**What is required**: Copy all lines below exactly as written. Leave pictures out.

**Data for analysis**:

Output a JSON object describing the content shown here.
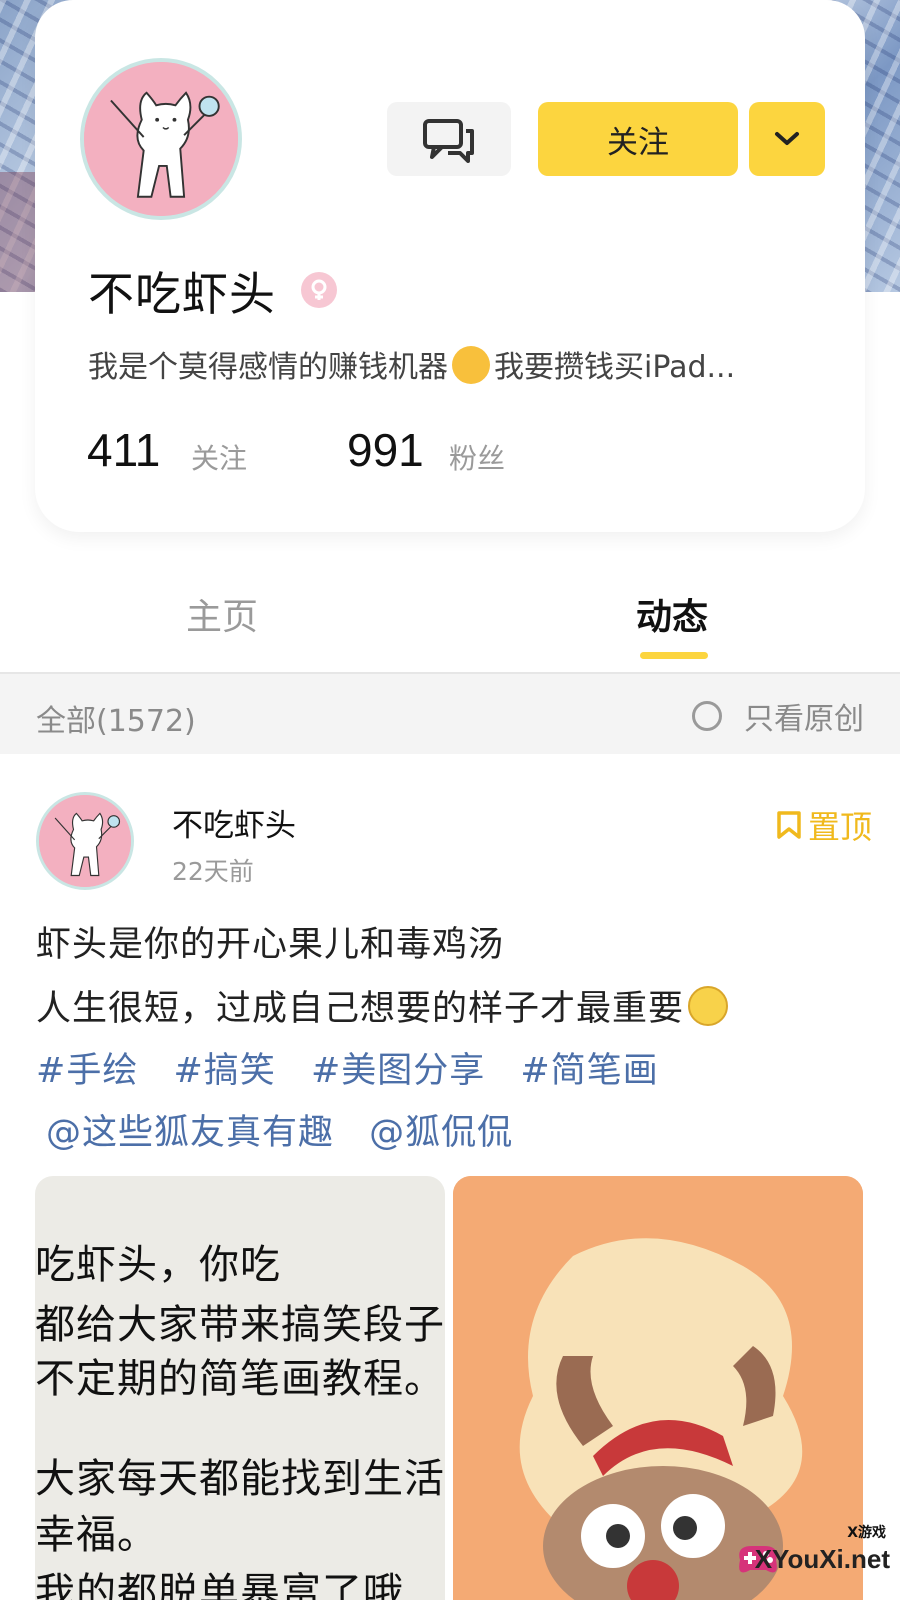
{
  "profile": {
    "username": "不吃虾头",
    "bio": "我是个莫得感情的赚钱机器",
    "bio_suffix": "我要攒钱买iPad...",
    "follow_button": "关注",
    "stats": [
      {
        "value": "411",
        "label": "关注"
      },
      {
        "value": "991",
        "label": "粉丝"
      }
    ]
  },
  "tabs": [
    {
      "label": "主页",
      "active": false
    },
    {
      "label": "动态",
      "active": true
    }
  ],
  "filter": {
    "all_label": "全部(1572)",
    "original_only_label": "只看原创"
  },
  "post": {
    "author": "不吃虾头",
    "time": "22天前",
    "pinned_label": "置顶",
    "lines": [
      "虾头是你的开心果儿和毒鸡汤",
      "人生很短，过成自己想要的样子才最重要"
    ],
    "tags": [
      "#手绘",
      "#搞笑",
      "#美图分享",
      "#简笔画"
    ],
    "mentions": [
      "@这些狐友真有趣",
      "@狐侃侃"
    ],
    "image_left_text": [
      "吃虾头，你吃",
      "都给大家带来搞笑段子",
      "不定期的简笔画教程。",
      "大家每天都能找到生活",
      "幸福。",
      "我的都脱单暴富了哦"
    ]
  },
  "watermark": {
    "top": "X游戏",
    "main": "XYouXi.net"
  },
  "colors": {
    "accent_yellow": "#fcd53f",
    "tag_blue": "#4c6fa8",
    "pinned_gold": "#f0b91d"
  }
}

**Exercise result**:
Output a JSON object describing the content shown here.
{
  "profile": {
    "username": "不吃虾头",
    "bio": "我是个莫得感情的赚钱机器",
    "bio_suffix": "我要攒钱买iPad...",
    "follow_button": "关注",
    "stats": [
      {
        "value": "411",
        "label": "关注"
      },
      {
        "value": "991",
        "label": "粉丝"
      }
    ]
  },
  "tabs": [
    {
      "label": "主页",
      "active": false
    },
    {
      "label": "动态",
      "active": true
    }
  ],
  "filter": {
    "all_label": "全部(1572)",
    "original_only_label": "只看原创"
  },
  "post": {
    "author": "不吃虾头",
    "time": "22天前",
    "pinned_label": "置顶",
    "lines": [
      "虾头是你的开心果儿和毒鸡汤",
      "人生很短，过成自己想要的样子才最重要"
    ],
    "tags": [
      "#手绘",
      "#搞笑",
      "#美图分享",
      "#简笔画"
    ],
    "mentions": [
      "@这些狐友真有趣",
      "@狐侃侃"
    ],
    "image_left_text": [
      "吃虾头，你吃",
      "都给大家带来搞笑段子",
      "不定期的简笔画教程。",
      "大家每天都能找到生活",
      "幸福。",
      "我的都脱单暴富了哦"
    ]
  },
  "watermark": {
    "top": "X游戏",
    "main": "XYouXi.net"
  },
  "colors": {
    "accent_yellow": "#fcd53f",
    "tag_blue": "#4c6fa8",
    "pinned_gold": "#f0b91d"
  }
}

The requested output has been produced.